However, the couple later divorced. At issue here is what rights does the father in this case have relative to the second child. Although the two continued to co-parent both children, the former stepfather technically had no legal rights to the child – even though he was tightly bonded with the child and was the child’s father in all other respects.

At the heart of this case, and so many others, is who qualifies as a parent. Legally, a parent is someone who is considered, by virtue of certain connections to a child, to have constitutionally-protected rights, as well as legal obligations, as it pertains to that child.

In most cases, unless state law indicates otherwise, the termination of a marriage will result in the stepparent becoming a legal stranger to the child. Some state will allow for reasonable visitation, and there are a few cases where former stepparents have successfully petitioned the court for a non-parent custody. But those are generally only successful in cases where the former stepparent can prove the legal parent is unfit.

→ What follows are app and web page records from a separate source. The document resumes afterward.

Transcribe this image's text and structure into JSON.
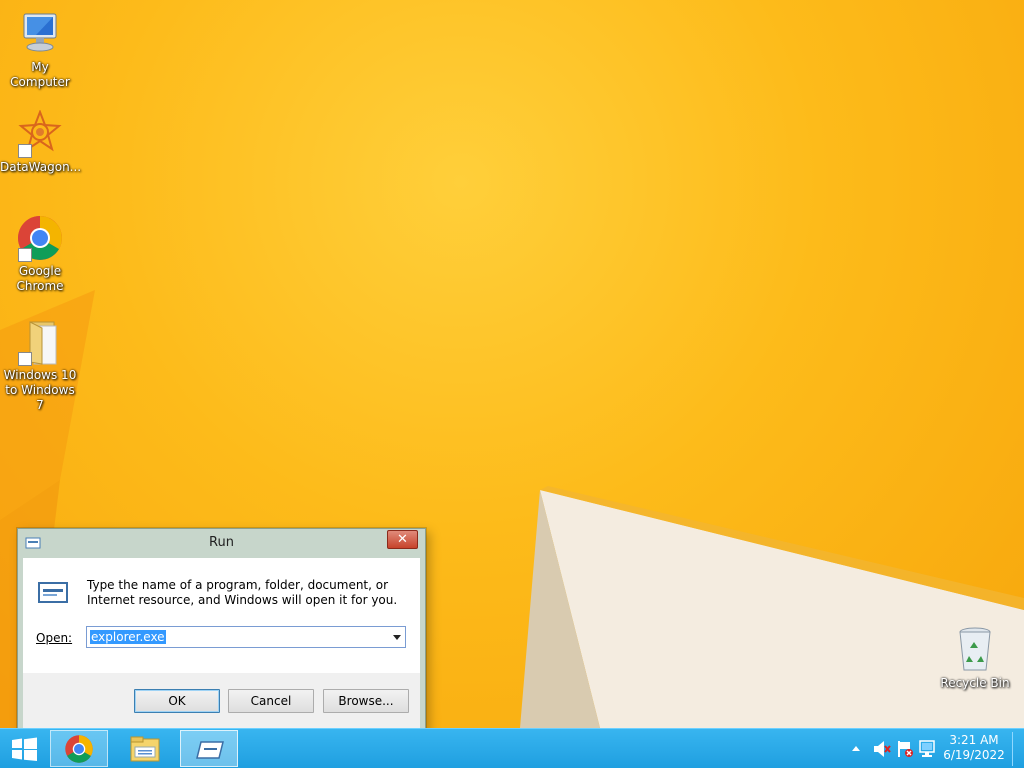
{
  "desktop": {
    "icons": [
      {
        "label": "My Computer",
        "icon": "computer-icon"
      },
      {
        "label": "DataWagon...",
        "icon": "datawagon-icon"
      },
      {
        "label": "Google Chrome",
        "icon": "chrome-icon"
      },
      {
        "label": "Windows 10 to Windows 7",
        "icon": "folder-icon"
      },
      {
        "label": "Recycle Bin",
        "icon": "recycle-bin-icon"
      }
    ]
  },
  "run_dialog": {
    "title": "Run",
    "close_label": "✕",
    "description": "Type the name of a program, folder, document, or Internet resource, and Windows will open it for you.",
    "open_label": "Open:",
    "open_value": "explorer.exe",
    "ok_label": "OK",
    "cancel_label": "Cancel",
    "browse_label": "Browse..."
  },
  "taskbar": {
    "items": [
      "start-button",
      "chrome-icon",
      "file-explorer-icon",
      "run-icon"
    ],
    "clock_time": "3:21 AM",
    "clock_date": "6/19/2022",
    "tray_icons": [
      "show-hidden-icons-arrow",
      "speaker-muted-icon",
      "action-center-flag-icon",
      "network-icon"
    ]
  },
  "colors": {
    "wallpaper": "#fdbb1a",
    "taskbar": "#2aa9e8",
    "selection": "#3399ff"
  }
}
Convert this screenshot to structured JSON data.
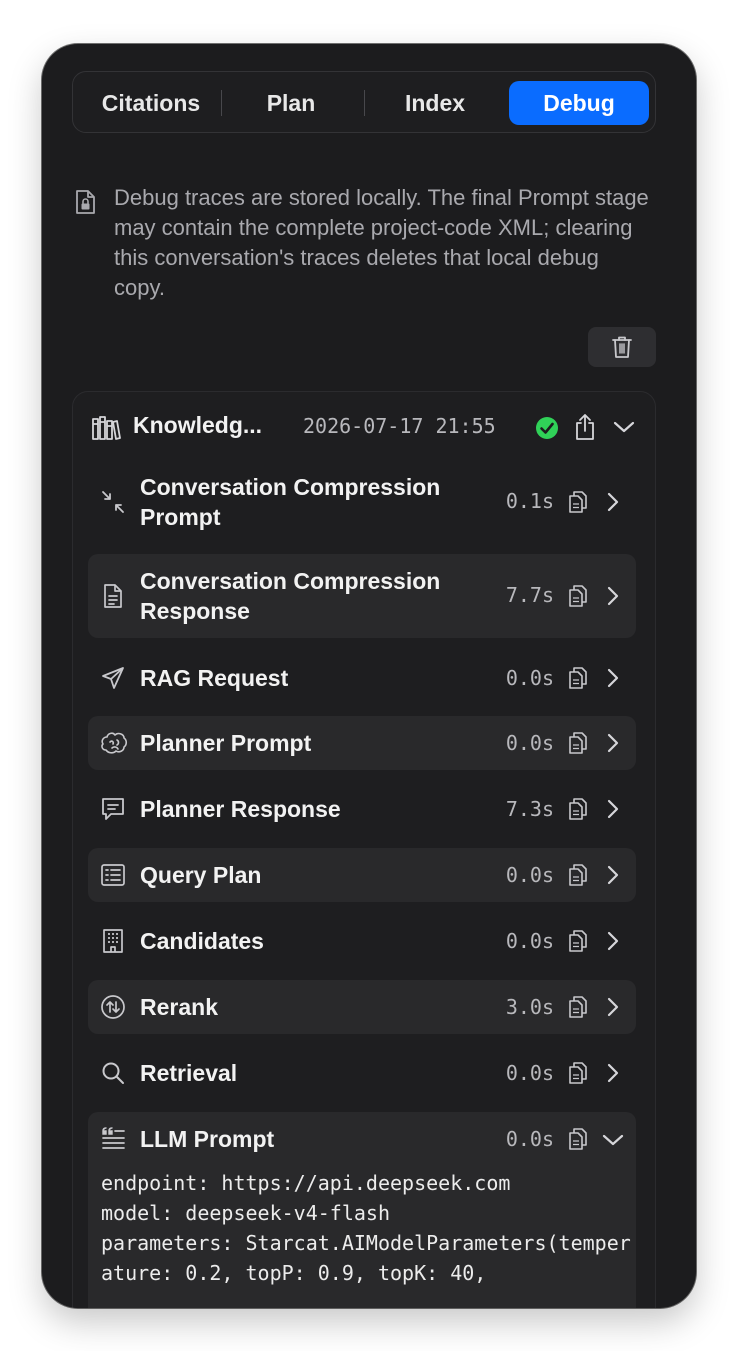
{
  "tabs": [
    "Citations",
    "Plan",
    "Index",
    "Debug"
  ],
  "active_tab": "Debug",
  "info": {
    "icon": "lock-document-icon",
    "text": "Debug traces are stored locally. The final Prompt stage may contain the complete project-code XML; clearing this conversation's traces deletes that local debug copy."
  },
  "trash_button": {
    "icon": "trash-icon"
  },
  "trace": {
    "title": "Knowledg...",
    "timestamp": "2026-07-17 21:55",
    "status": "success",
    "colors": {
      "accent": "#0a6cff",
      "success": "#30d158"
    },
    "stages": [
      {
        "label": "Conversation Compression Prompt",
        "duration": "0.1s",
        "icon": "compress-icon",
        "expanded": false
      },
      {
        "label": "Conversation Compression Response",
        "duration": "7.7s",
        "icon": "document-icon",
        "expanded": false
      },
      {
        "label": "RAG Request",
        "duration": "0.0s",
        "icon": "paper-plane-icon",
        "expanded": false
      },
      {
        "label": "Planner Prompt",
        "duration": "0.0s",
        "icon": "brain-icon",
        "expanded": false
      },
      {
        "label": "Planner Response",
        "duration": "7.3s",
        "icon": "speech-bubble-icon",
        "expanded": false
      },
      {
        "label": "Query Plan",
        "duration": "0.0s",
        "icon": "list-icon",
        "expanded": false
      },
      {
        "label": "Candidates",
        "duration": "0.0s",
        "icon": "building-icon",
        "expanded": false
      },
      {
        "label": "Rerank",
        "duration": "3.0s",
        "icon": "rerank-icon",
        "expanded": false
      },
      {
        "label": "Retrieval",
        "duration": "0.0s",
        "icon": "search-icon",
        "expanded": false
      },
      {
        "label": "LLM Prompt",
        "duration": "0.0s",
        "icon": "quote-text-icon",
        "expanded": true,
        "content": "endpoint: https://api.deepseek.com\nmodel: deepseek-v4-flash\nparameters: Starcat.AIModelParameters(temperature: 0.2, topP: 0.9, topK: 40,"
      }
    ]
  }
}
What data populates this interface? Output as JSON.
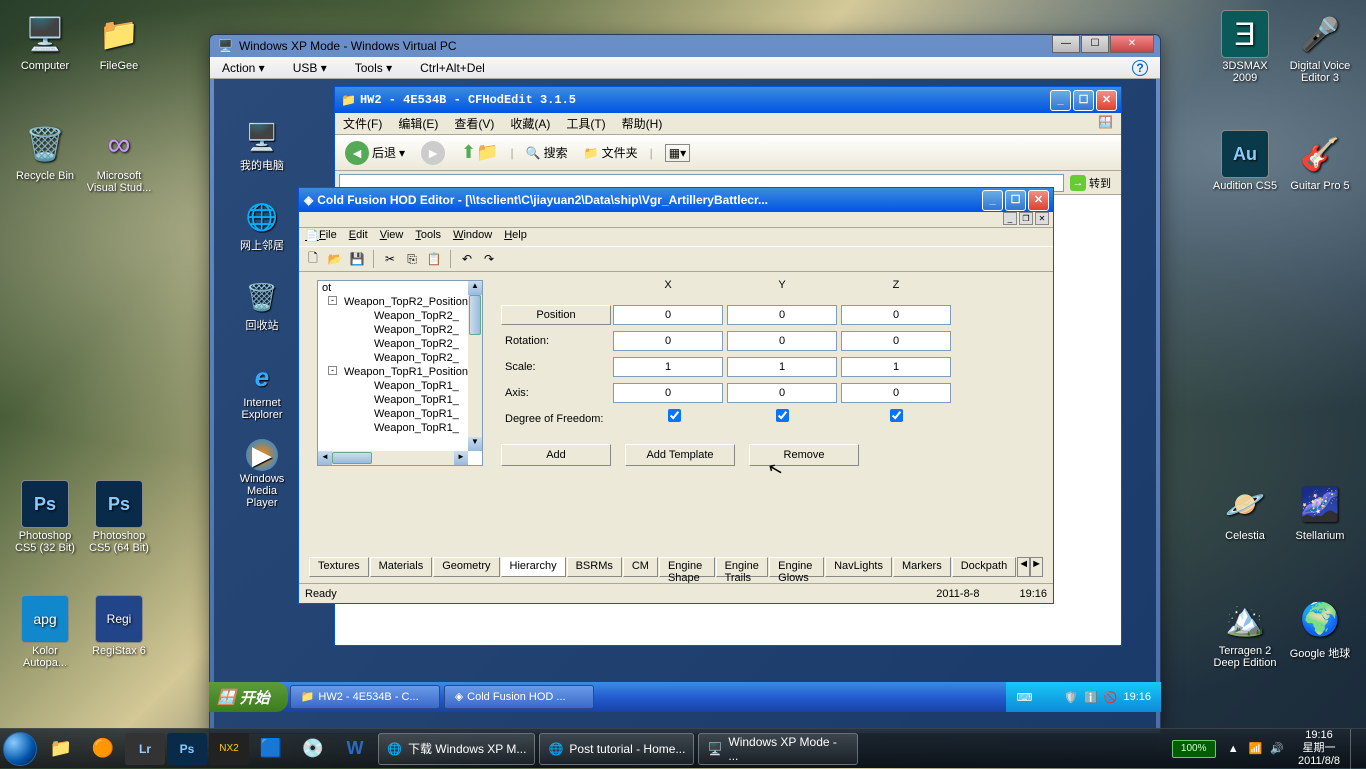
{
  "desktop": {
    "left_icons": [
      {
        "label": "Computer",
        "glyph": "🖥️"
      },
      {
        "label": "FileGee",
        "glyph": "📁"
      },
      {
        "label": "Recycle Bin",
        "glyph": "🗑️"
      },
      {
        "label": "Microsoft Visual Stud...",
        "glyph": "∞"
      },
      {
        "label": "Photoshop CS5 (32 Bit)",
        "glyph": "Ps"
      },
      {
        "label": "Photoshop CS5 (64 Bit)",
        "glyph": "Ps"
      },
      {
        "label": "Kolor Autopa...",
        "glyph": "apg"
      },
      {
        "label": "RegiStax 6",
        "glyph": "Regi"
      }
    ],
    "right_icons": [
      {
        "label": "3DSMAX 2009",
        "glyph": "Ǝ"
      },
      {
        "label": "Digital Voice Editor 3",
        "glyph": "🎤"
      },
      {
        "label": "Audition CS5",
        "glyph": "Au"
      },
      {
        "label": "Guitar Pro 5",
        "glyph": "🎸"
      },
      {
        "label": "Celestia",
        "glyph": "🪐"
      },
      {
        "label": "Stellarium",
        "glyph": "🌌"
      },
      {
        "label": "Terragen 2 Deep Edition",
        "glyph": "🏔️"
      },
      {
        "label": "Google 地球",
        "glyph": "🌍"
      }
    ]
  },
  "vm": {
    "title": "Windows XP Mode - Windows Virtual PC",
    "menu": [
      "Action ▾",
      "USB ▾",
      "Tools ▾",
      "Ctrl+Alt+Del"
    ],
    "xp_icons": [
      {
        "label": "我的电脑",
        "glyph": "🖥️"
      },
      {
        "label": "网上邻居",
        "glyph": "🌐"
      },
      {
        "label": "回收站",
        "glyph": "🗑️"
      },
      {
        "label": "Internet Explorer",
        "glyph": "e"
      },
      {
        "label": "Windows Media Player",
        "glyph": "▶"
      }
    ]
  },
  "explorer": {
    "title": "HW2 - 4E534B - CFHodEdit 3.1.5",
    "menus": [
      "文件(F)",
      "编辑(E)",
      "查看(V)",
      "收藏(A)",
      "工具(T)",
      "帮助(H)"
    ],
    "back": "后退",
    "search": "搜索",
    "folders": "文件夹",
    "goto": "转到"
  },
  "hod": {
    "title": "Cold Fusion HOD Editor - [\\\\tsclient\\C\\jiayuan2\\Data\\ship\\Vgr_ArtilleryBattlecr...",
    "menus": [
      "File",
      "Edit",
      "View",
      "Tools",
      "Window",
      "Help"
    ],
    "tree": [
      {
        "lvl": 0,
        "text": "ot"
      },
      {
        "lvl": 1,
        "text": "Weapon_TopR2_Position",
        "exp": "-"
      },
      {
        "lvl": 2,
        "text": "Weapon_TopR2_"
      },
      {
        "lvl": 2,
        "text": "Weapon_TopR2_"
      },
      {
        "lvl": 2,
        "text": "Weapon_TopR2_"
      },
      {
        "lvl": 2,
        "text": "Weapon_TopR2_"
      },
      {
        "lvl": 1,
        "text": "Weapon_TopR1_Position",
        "exp": "-"
      },
      {
        "lvl": 2,
        "text": "Weapon_TopR1_"
      },
      {
        "lvl": 2,
        "text": "Weapon_TopR1_"
      },
      {
        "lvl": 2,
        "text": "Weapon_TopR1_"
      },
      {
        "lvl": 2,
        "text": "Weapon_TopR1_"
      }
    ],
    "headers": {
      "x": "X",
      "y": "Y",
      "z": "Z"
    },
    "rows": {
      "position": {
        "label": "Position",
        "x": "0",
        "y": "0",
        "z": "0",
        "is_button": true
      },
      "rotation": {
        "label": "Rotation:",
        "x": "0",
        "y": "0",
        "z": "0"
      },
      "scale": {
        "label": "Scale:",
        "x": "1",
        "y": "1",
        "z": "1"
      },
      "axis": {
        "label": "Axis:",
        "x": "0",
        "y": "0",
        "z": "0"
      },
      "dof": {
        "label": "Degree of Freedom:",
        "x": true,
        "y": true,
        "z": true
      }
    },
    "actions": {
      "add": "Add",
      "add_template": "Add Template",
      "remove": "Remove"
    },
    "tabs": [
      "Textures",
      "Materials",
      "Geometry",
      "Hierarchy",
      "BSRMs",
      "CM",
      "Engine Shape",
      "Engine Trails",
      "Engine Glows",
      "NavLights",
      "Markers",
      "Dockpath"
    ],
    "active_tab": 3,
    "status": {
      "ready": "Ready",
      "date": "2011-8-8",
      "time": "19:16"
    }
  },
  "xp_taskbar": {
    "start": "开始",
    "tasks": [
      "HW2 - 4E534B - C...",
      "Cold Fusion HOD ..."
    ],
    "time": "19:16"
  },
  "win7_taskbar": {
    "tasks": [
      "下载 Windows XP M...",
      "Post tutorial - Home...",
      "Windows XP Mode - ..."
    ],
    "battery": "100%",
    "time": "19:16",
    "day": "星期一",
    "date": "2011/8/8"
  }
}
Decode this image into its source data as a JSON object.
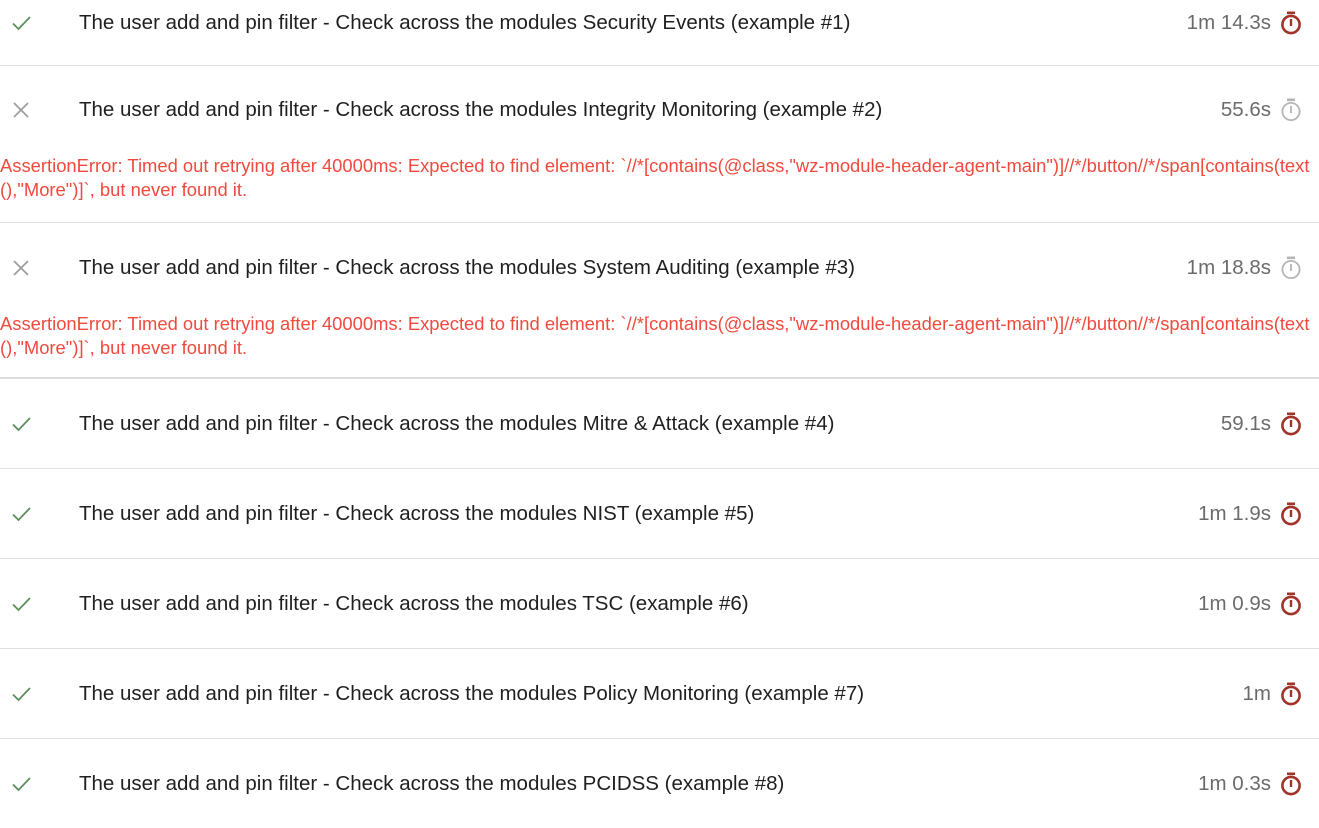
{
  "colors": {
    "pass_check": "#5b8f5b",
    "fail_cross": "#9e9e9e",
    "timer_pass": "#a0342a",
    "timer_fail": "#b5b5b5",
    "error_text": "#f04a3e"
  },
  "tests": [
    {
      "status": "passed",
      "status_icon": "check-icon",
      "title": "The user add and pin filter - Check across the modules Security Events (example #1)",
      "duration": "1m 14.3s",
      "timer_icon": "stopwatch-icon"
    },
    {
      "status": "failed",
      "status_icon": "cross-icon",
      "title": "The user add and pin filter - Check across the modules Integrity Monitoring (example #2)",
      "duration": "55.6s",
      "timer_icon": "stopwatch-icon",
      "error": "AssertionError: Timed out retrying after 40000ms: Expected to find element: `//*[contains(@class,\"wz-module-header-agent-main\")]//*/button//*/span[contains(text(),\"More\")]`, but never found it."
    },
    {
      "status": "failed",
      "status_icon": "cross-icon",
      "title": "The user add and pin filter - Check across the modules System Auditing (example #3)",
      "duration": "1m 18.8s",
      "timer_icon": "stopwatch-icon",
      "error": "AssertionError: Timed out retrying after 40000ms: Expected to find element: `//*[contains(@class,\"wz-module-header-agent-main\")]//*/button//*/span[contains(text(),\"More\")]`, but never found it."
    },
    {
      "status": "passed",
      "status_icon": "check-icon",
      "title": "The user add and pin filter - Check across the modules Mitre & Attack (example #4)",
      "duration": "59.1s",
      "timer_icon": "stopwatch-icon"
    },
    {
      "status": "passed",
      "status_icon": "check-icon",
      "title": "The user add and pin filter - Check across the modules NIST (example #5)",
      "duration": "1m 1.9s",
      "timer_icon": "stopwatch-icon"
    },
    {
      "status": "passed",
      "status_icon": "check-icon",
      "title": "The user add and pin filter - Check across the modules TSC (example #6)",
      "duration": "1m 0.9s",
      "timer_icon": "stopwatch-icon"
    },
    {
      "status": "passed",
      "status_icon": "check-icon",
      "title": "The user add and pin filter - Check across the modules Policy Monitoring (example #7)",
      "duration": "1m",
      "timer_icon": "stopwatch-icon"
    },
    {
      "status": "passed",
      "status_icon": "check-icon",
      "title": "The user add and pin filter - Check across the modules PCIDSS (example #8)",
      "duration": "1m 0.3s",
      "timer_icon": "stopwatch-icon"
    }
  ]
}
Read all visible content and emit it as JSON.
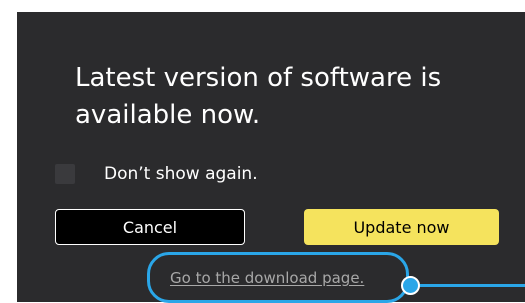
{
  "dialog": {
    "message": "Latest version of software is available now.",
    "checkbox": {
      "label": "Don’t show again.",
      "checked": false
    },
    "buttons": {
      "cancel_label": "Cancel",
      "update_label": "Update now"
    },
    "link_label": "Go to the download page."
  },
  "colors": {
    "dialog_background": "#2b2b2d",
    "primary_button": "#f5e35d",
    "highlight": "#2aa6e8",
    "link": "#a8a8a8"
  }
}
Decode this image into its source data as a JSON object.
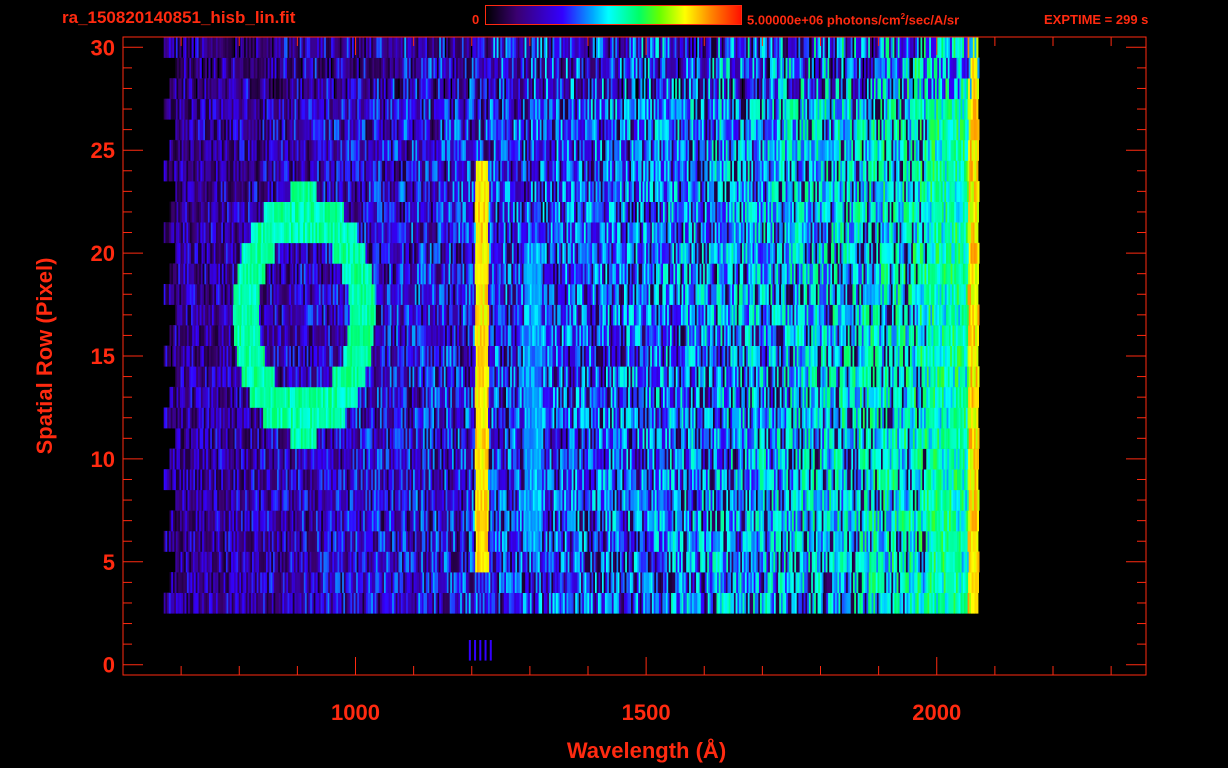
{
  "header": {
    "filename": "ra_150820140851_hisb_lin.fit",
    "colorbar_min": "0",
    "colorbar_max_value": "5.00000e+06 photons/cm",
    "colorbar_max_exp": "2",
    "colorbar_max_tail": "/sec/A/sr",
    "exptime": "EXPTIME = 299 s"
  },
  "colors": {
    "axis": "#ff2a10",
    "background": "#000000"
  },
  "chart_data": {
    "type": "heatmap",
    "xlabel": "Wavelength (Å)",
    "ylabel": "Spatial Row (Pixel)",
    "xlim": [
      600,
      2360
    ],
    "ylim": [
      -0.5,
      30.5
    ],
    "x_ticks": [
      1000,
      1500,
      2000
    ],
    "y_ticks": [
      0,
      5,
      10,
      15,
      20,
      25,
      30
    ],
    "x_minor_step": 100,
    "y_minor_step": 1,
    "colorbar": {
      "min": 0,
      "max": 5000000,
      "units": "photons/cm^2/sec/A/sr"
    },
    "data_extent": {
      "x": [
        680,
        2070
      ],
      "y": [
        3,
        30
      ]
    },
    "features": [
      {
        "name": "Lyman-alpha line",
        "x": 1216,
        "y_range": [
          5,
          24
        ],
        "peak_level": 0.85
      },
      {
        "name": "ring emission",
        "center": [
          910,
          17
        ],
        "x_radius": 100,
        "y_radius": 5,
        "level": 0.55
      },
      {
        "name": "secondary line",
        "x": 1304,
        "y_range": [
          6,
          20
        ],
        "level": 0.4
      },
      {
        "name": "red edge",
        "x": 2060,
        "y_range": [
          2,
          30
        ],
        "level": 0.8
      }
    ]
  }
}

In New York, de facto parentage has been rejected in the course of recent case law. Specifically, in the ruling of Debra H. v. Janice R., the courts ultimately upheld the rights of a woman who was in a civil union with her same-sex spouse at the time her spouse was artificially inseminated to produce a child. However, the way the law was interpreted allowed that such rights were only recognized when a couple was involved in some type of formal, recognized relationship.

Ultimately, that has had the effect of the court rejecting the notion of so-called “functional parents,” or those who participate in critical aspects of a child’s life, without the actual legal protections afforded to the other parent.

In many ways, this interpretation has failed to meet the needs of so many of New York’s non-traditional families.

If you are weighing issues of child custody in Brooklyn, call our offices at (718) 864-2011.

Additional Resources:

De Facto Parentage and the Rights of Former Stepparents, Dec. 10, 2013, By Joanna L. Grossman, Justia Verdict

More Blog Entries:

Successfully Negotiating the Terms of Your New York City Divorce Settlement, Nov. 17, 2013, Brooklyn Family Law Attorney Blog